THE PROBLEM:
In the entries below, find every line with the string "Fancy" and copy it.

Records from a data collection:
━━━━━━

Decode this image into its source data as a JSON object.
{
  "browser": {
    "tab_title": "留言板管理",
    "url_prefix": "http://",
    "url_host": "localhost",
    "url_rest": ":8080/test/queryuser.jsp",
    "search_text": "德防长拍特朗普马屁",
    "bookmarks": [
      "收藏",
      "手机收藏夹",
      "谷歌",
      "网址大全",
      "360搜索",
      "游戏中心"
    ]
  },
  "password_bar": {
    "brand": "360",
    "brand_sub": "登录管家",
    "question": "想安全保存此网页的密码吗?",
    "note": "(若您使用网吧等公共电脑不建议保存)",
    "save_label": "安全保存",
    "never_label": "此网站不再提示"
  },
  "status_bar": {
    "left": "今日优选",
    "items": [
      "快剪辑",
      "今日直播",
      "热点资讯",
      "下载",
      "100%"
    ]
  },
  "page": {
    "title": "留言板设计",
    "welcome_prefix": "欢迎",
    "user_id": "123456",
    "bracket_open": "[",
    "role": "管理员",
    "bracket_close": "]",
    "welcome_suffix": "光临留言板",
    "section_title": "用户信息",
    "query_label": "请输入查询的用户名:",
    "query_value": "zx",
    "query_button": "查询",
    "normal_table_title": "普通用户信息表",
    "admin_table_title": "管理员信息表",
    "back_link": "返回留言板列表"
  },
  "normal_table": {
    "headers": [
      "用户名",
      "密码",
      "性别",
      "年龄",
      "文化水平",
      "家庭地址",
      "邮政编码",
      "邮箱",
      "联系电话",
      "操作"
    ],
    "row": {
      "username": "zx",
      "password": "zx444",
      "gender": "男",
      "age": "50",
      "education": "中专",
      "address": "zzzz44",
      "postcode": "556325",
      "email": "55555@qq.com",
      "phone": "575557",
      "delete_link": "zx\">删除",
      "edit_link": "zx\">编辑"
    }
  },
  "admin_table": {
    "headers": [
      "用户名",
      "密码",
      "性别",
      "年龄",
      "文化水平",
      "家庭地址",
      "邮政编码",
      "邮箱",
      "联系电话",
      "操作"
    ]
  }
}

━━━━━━

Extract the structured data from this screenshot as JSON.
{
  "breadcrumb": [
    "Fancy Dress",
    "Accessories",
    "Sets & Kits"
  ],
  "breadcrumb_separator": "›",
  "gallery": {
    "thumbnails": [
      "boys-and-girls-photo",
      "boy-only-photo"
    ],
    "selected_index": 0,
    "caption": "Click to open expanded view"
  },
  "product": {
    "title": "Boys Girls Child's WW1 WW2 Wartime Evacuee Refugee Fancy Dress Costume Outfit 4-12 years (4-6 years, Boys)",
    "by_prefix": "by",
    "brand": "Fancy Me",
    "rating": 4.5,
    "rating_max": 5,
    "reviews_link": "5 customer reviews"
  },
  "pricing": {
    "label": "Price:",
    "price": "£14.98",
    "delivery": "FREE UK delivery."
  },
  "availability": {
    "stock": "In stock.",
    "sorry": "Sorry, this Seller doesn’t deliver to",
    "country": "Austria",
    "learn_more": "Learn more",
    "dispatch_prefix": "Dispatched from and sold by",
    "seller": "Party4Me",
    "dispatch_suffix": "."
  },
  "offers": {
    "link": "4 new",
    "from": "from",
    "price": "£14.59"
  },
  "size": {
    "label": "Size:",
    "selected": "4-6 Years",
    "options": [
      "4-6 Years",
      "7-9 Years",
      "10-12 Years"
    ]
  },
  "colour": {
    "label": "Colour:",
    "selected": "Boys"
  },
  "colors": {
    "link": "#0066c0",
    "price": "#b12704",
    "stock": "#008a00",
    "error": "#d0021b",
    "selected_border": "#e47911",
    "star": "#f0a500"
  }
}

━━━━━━

SOLUTION BELOW:
    "Fancy Dress",
    "title": "Boys Girls Child's WW1 WW2 Wartime Evacuee Refugee Fancy Dress Costume Outfit 4-12 years (4-6 years, Boys)",
    "brand": "Fancy Me",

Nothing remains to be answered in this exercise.